At one extreme, expatriates represent 65.4% of players in the Cypriot top division. This category of footballers represents the majority of squad members in six other championships: Turkey, England, Belgium, Italy, Portugal and Scotland. At the other extreme, expatriates make up only 16.1% of players in Serbia.
To analyse player mobility, we took into account the number of players in the squads of teams recruited during the year of the census. Players promoted to the first team from youth academies were not considered as being part of the new recruits.
On the 1st October 2009, 9.1 players signed after the start of the year were on average present in the squads of teams from the 31 championships analysed. In 2016, this value increased to 10.7. The average length of stay of players in their employer club has never been as low as in 2016: 2.2 years.
By adding to external recruits the footballers integrated into the first team squad from youth academies, the average percentage of new players in squads rose from 41.2% in 2009 to 48.1% in 2016. Henceforth, almost half of team members change from one year to another.
The Southern and Eastern European leagues are over-represented among the teams having signed the most players. On the 1st October 2016, Portuguese clubs had, on average, 14.2 footballers recruited during the year in their squads. This figure is more than twice higher than that recorded for Austrian top division teams.
This Monthly Report gives just a brief overview of the main trends that have characterised European football since 2009. Numerous further analyses are possible thanks to the data painstakingly collected by the CIES Football Observatory research team.
Despite its major relevance, the study carried out in 2015 comparing the composition of Asian and European clubs was not further developed (download the report). However, this could be done in the near future.
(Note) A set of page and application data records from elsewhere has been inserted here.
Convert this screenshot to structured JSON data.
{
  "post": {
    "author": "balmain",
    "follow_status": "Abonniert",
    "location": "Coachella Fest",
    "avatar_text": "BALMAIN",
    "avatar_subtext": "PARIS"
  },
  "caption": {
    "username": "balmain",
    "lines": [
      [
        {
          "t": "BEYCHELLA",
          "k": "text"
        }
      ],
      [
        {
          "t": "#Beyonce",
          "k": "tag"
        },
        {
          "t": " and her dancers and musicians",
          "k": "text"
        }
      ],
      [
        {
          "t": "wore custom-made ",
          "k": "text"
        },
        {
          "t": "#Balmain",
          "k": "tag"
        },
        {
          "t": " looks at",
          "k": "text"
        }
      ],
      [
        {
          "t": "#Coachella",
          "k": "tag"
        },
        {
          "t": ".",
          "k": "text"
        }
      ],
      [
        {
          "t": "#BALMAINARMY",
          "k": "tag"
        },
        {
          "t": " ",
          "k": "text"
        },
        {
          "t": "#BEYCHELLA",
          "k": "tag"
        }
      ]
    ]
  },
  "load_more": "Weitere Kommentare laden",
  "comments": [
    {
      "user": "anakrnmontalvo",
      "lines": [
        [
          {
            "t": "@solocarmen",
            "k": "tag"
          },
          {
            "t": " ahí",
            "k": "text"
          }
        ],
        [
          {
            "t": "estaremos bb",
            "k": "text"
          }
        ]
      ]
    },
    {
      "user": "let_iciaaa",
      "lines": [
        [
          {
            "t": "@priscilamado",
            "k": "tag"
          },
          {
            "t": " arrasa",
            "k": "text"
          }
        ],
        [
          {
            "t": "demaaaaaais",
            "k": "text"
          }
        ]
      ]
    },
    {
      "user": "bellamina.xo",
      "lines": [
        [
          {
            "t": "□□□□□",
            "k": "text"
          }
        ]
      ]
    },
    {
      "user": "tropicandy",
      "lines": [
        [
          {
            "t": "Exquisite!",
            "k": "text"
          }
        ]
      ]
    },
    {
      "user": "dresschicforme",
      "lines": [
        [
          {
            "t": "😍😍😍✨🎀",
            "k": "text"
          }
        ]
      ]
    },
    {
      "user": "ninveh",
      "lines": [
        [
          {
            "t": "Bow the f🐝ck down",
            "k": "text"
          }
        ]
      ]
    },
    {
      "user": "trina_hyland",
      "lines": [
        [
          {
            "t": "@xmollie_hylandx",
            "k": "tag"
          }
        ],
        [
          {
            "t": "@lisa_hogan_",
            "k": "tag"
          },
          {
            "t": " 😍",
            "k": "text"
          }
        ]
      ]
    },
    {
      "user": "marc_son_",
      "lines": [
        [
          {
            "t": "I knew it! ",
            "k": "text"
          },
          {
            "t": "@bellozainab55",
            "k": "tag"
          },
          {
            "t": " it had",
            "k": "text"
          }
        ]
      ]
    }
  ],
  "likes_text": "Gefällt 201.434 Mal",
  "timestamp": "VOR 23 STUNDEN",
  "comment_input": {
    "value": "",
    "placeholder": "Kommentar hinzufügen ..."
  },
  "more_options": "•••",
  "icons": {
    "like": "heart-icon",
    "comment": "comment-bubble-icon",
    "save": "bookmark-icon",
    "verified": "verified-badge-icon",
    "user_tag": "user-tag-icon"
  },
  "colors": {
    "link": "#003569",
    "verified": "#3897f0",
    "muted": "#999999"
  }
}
While the economic heart of football remains in Europe, more and more competitive professional leagues are developing rapidly around the world.
In such a dynamic context, the CIES Football Observatory’s mission to analyse in a neutral and objective manner the key trends occurring in the most popular game in the planet remains as pertinent as ever.
Monthly Report n°19 - November 2016 - Demographic study of football in Europe